The Connemara Bog Complex consists of over 49,000 ha of blanket bog with varying conservation statuses. This Rewilding Case will be based on a project which restores areas on private lands within Ireland’s largest wind farm, the Galway Wind Park (GWP). Specifically, the GWP contains two parcels of degraded blanket bog of 155 ha and 62 ha each. Their restoration will improve the nationally important wintering area of the Greenland white fronted goose and increase the connectivity of the natural areas within the surrounding Special Area of Conservation (SAC) network. Lastly, the GWP endeavours to ensure its activities are carbon balanced and to maximise the potential for sequestration of carbon and restoration of the blanket bog.
The Insight SFI Research Centre for Data Analytics
The Insight SFI Research Centre for Data Analytics is one of Europe’s largest data analytics research organisations, with over 450 researchers, more than 80 industry partners and €150+ million in funding. Its research spans Fundamentals of Data Science, Sensing and Actuation, Scaling Algorithms, Model Building, Multi-Modal Analysis, Data Engineering and Governance, Decision Making, and Trustworthy AI.
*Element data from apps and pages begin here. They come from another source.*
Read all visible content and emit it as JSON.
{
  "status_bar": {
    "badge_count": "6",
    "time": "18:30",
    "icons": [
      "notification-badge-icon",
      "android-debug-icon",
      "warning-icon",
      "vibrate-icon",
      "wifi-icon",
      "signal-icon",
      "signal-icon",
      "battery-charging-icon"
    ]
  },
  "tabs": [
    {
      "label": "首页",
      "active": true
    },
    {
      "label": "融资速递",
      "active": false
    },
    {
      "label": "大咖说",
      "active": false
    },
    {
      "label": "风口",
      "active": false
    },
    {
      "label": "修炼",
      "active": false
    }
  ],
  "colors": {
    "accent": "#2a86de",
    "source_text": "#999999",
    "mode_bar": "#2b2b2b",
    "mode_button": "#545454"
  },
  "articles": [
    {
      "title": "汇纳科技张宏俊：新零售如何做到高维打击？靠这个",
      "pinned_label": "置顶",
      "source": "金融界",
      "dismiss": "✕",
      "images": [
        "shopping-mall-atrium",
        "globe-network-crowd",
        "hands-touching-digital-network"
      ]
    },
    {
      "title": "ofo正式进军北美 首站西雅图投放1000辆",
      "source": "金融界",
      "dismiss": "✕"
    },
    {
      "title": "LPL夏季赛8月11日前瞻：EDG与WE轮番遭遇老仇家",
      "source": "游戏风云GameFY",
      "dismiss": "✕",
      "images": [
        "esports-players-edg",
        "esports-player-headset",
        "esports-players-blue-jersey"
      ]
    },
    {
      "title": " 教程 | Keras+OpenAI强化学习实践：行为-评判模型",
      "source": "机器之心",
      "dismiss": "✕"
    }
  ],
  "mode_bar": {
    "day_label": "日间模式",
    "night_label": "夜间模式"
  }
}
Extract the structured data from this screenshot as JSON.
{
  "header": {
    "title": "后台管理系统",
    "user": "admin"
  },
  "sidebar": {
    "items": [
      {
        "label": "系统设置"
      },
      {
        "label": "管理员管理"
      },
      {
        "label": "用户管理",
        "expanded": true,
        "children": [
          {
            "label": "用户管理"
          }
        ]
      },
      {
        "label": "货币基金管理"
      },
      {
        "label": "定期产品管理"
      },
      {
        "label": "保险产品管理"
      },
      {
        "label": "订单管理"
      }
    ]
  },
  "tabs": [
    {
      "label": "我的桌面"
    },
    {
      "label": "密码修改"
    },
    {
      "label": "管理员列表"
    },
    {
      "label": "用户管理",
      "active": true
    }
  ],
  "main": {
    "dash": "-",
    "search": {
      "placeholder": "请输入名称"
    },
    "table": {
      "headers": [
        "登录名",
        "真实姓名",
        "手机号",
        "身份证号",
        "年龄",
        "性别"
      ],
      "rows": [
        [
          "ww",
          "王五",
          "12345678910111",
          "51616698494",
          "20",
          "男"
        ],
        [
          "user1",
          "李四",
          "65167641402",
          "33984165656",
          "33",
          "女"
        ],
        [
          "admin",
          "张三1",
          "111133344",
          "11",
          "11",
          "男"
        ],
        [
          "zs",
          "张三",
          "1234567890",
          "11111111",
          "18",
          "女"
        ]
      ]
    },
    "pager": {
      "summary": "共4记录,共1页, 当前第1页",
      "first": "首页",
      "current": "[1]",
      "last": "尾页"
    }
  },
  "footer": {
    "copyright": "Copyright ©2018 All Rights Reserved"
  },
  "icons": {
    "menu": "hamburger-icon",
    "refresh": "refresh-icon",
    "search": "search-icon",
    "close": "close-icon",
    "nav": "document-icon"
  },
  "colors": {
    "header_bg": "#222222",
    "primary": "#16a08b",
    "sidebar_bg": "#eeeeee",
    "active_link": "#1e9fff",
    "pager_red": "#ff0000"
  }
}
Insight is made up of four host institutions at DCU, University of Galway, UCC and UCD. Insight’s partner sites are Maynooth University, Tyndall, TCD and UL.
As partners of the EU’s wildE project, the Insight SFI Centre for Data Analytics and the Department of Geography in the University of Galway will examine GHG emission reductions on the peatlands and their interaction with the GHG impacts of the wind farm. Blanket bog area and depth is not well mapped; Insight will contribute to a habitat mapping and management document and develop long-term blanket bog management policies based on evidence from the data collected, that lay out the conditions suitable for blanket bog formation with a view to minimising GHG emissions and encouraging carbon sequestration. Building on data from flora and fauna surveys, Insight will identify areas of high restoration potential in degraded blanket bog habitat.